Talk about “Disruption.” If steps are not taken, a major financial blow is about to fall on Black and brown communities in New York with the coming legalization of marijuana. An economic tectonic plate will move in the City’s economy and the shaking will be felt in the Administration for Children Services, tenant court, welfare offices, health care, criminal justice and affordability of the city.
Lawyers’ Committee for Civil Rights Under Law Reacts to Gov. Cuomo’s Call for Legalized Recreational Marijuana
WASHINGTON, D.C. – “As states have legalized marijuana, those with criminal records for low-level marijuana convictions have watched while others have become wealthy from the business of selling marijuana, said Kristen Clarke, Deputy Director of the Lawyers’ Committee for Civil Rights Under Law. “It is unconscionable that the wealthy and the resourceful benefit from a booming marijuana market while low-level marijuana convictions prevent disproportionate numbers of African-Americans and Latinos from obtaining housing, credit, an education or a job.
“Any effort by Governor Cuomo to legalize recreational marijuana must include a plan to expunge low-level marijuana convictions in order to give people the second chance they deserve. Such reform must also seek to address the racial disparities that infect the growing cannabis industry, which is overwhelmingly white, as the cost of licenses operate to exclude vast numbers of poor people and people of color. We may not be able to erase all of the damage that the war on drugs has unleashed on marginalized communities, but it is critical that we provide all individuals with low-level marijuana convictions the chance to start anew.”
Of the 8.2 million individuals arrested for marijuana between 2001 and 2010 in the United States, 88% of those individuals were arrested for possession. This has disproportionately affected Black Americans, who are three times more likely than white Americans to be arrested for marijuana.

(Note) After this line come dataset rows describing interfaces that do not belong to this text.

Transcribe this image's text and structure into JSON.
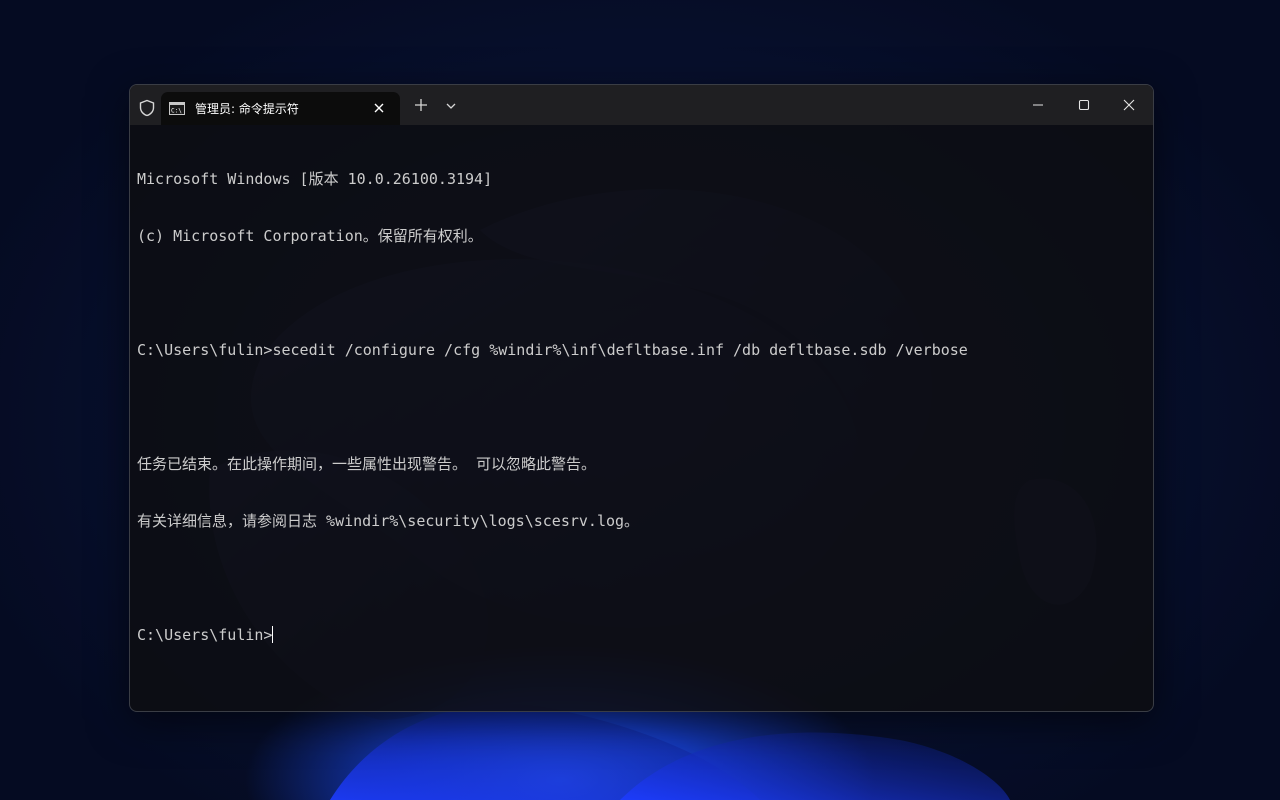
{
  "window": {
    "tab_title": "管理员: 命令提示符",
    "icons": {
      "shield": "shield-icon",
      "tab": "cmd-icon",
      "tab_close": "close-icon",
      "new_tab": "plus-icon",
      "dropdown": "chevron-down-icon",
      "minimize": "minimize-icon",
      "maximize": "maximize-icon",
      "close": "close-icon"
    },
    "colors": {
      "titlebar": "#1f1f22",
      "tab": "#0c0c0c",
      "terminal_text": "#cccccc",
      "wallpaper_accent": "#2a5cff"
    }
  },
  "terminal": {
    "lines": [
      "Microsoft Windows [版本 10.0.26100.3194]",
      "(c) Microsoft Corporation。保留所有权利。",
      "",
      "C:\\Users\\fulin>secedit /configure /cfg %windir%\\inf\\defltbase.inf /db defltbase.sdb /verbose",
      "",
      "任务已结束。在此操作期间，一些属性出现警告。 可以忽略此警告。",
      "有关详细信息，请参阅日志 %windir%\\security\\logs\\scesrv.log。",
      ""
    ],
    "prompt": "C:\\Users\\fulin>"
  }
}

BP Adams on Governor’s Marijuana Announcement
“It is time overdue for New York to chart a path toward marijuana legalization. As legislative debate begins on this issue in Albany, we must keep mindful of longstanding disparities between communities across our state in commercial entrepreneurship, criminal justice and public health. There must be mechanisms in place that ensure the public is protected from recreational marijuana’s harmful effects, as well as to create truly meaningful pathways for historically disadvantaged and persecuted communities to be uplifted out of the shadows and into the bright light of a new economic and social opportunity for themselves, their families and the communities in which they live. That includes expunging the records of individuals previously convicted of low-level marijuana-related crimes such as possession misdemeanors.
“A legal marijuana market requires setting stringent health standards just like recommended dosages for alcohol and warning labels for cigarettes. Without these kinds of advisories and protections, we risk exposing our communities to lifelong health damage, which could also lead to an increasing burden on our healthcare system. We cannot have legalization lead down a path toward irresponsible use of marijuana that exacerbates health disparities in poor, urban communities of color.
“We must also empower disadvantaged communities to actively participate in a newly regulated market that would eliminate racial and socioeconomic disparities. Licensed vendors should be able to open new establishments in disadvantaged communities through the promotion of local entrepreneurship, particularly in communities of color.
“In the months ahead, I look forward to working with my colleagues in the state legislature on this important matter, as well as preparing for the opening of the first medical marijuana dispensaries in our borough.”
Williams, Drug Policy Alliance Respond to Marijuana-Related Proposals
NEW YORK, NY: Council Member Jumaane D. Williams (D-Brooklyn), Deputy Leader, and Melissa Moore, New York State Deputy Director of the Drug Policy Alliance released the following statements in response to the new proposals for spending incoming revenue that would result from marijuana legalization.
Williams said: “As a longtime advocate for the legalization of marijuana, regardless of the political environment, I am glad that government in New York is catching up with what has been clear for years. Marijuana must be legalized for recreational use. That said, the recent calls for what to do with the revenue in that legalized industry are a bit premature and misplaced. When marijuana is finally legalized in New York, the top priority should then become the expunging of records for those whose lives have been ruined by past arrests and convictions. Those same individuals need to then have open access to succeed in this new marketplace.
Above any other considerations, revenue from that industry must be used to revitalize the very communities of color that have been targeted by these unjust policies for too long. No proposal can be put ahead of the people who have been victimized for decades by the criminalization of Black and Brown communities as a result of prohibition.”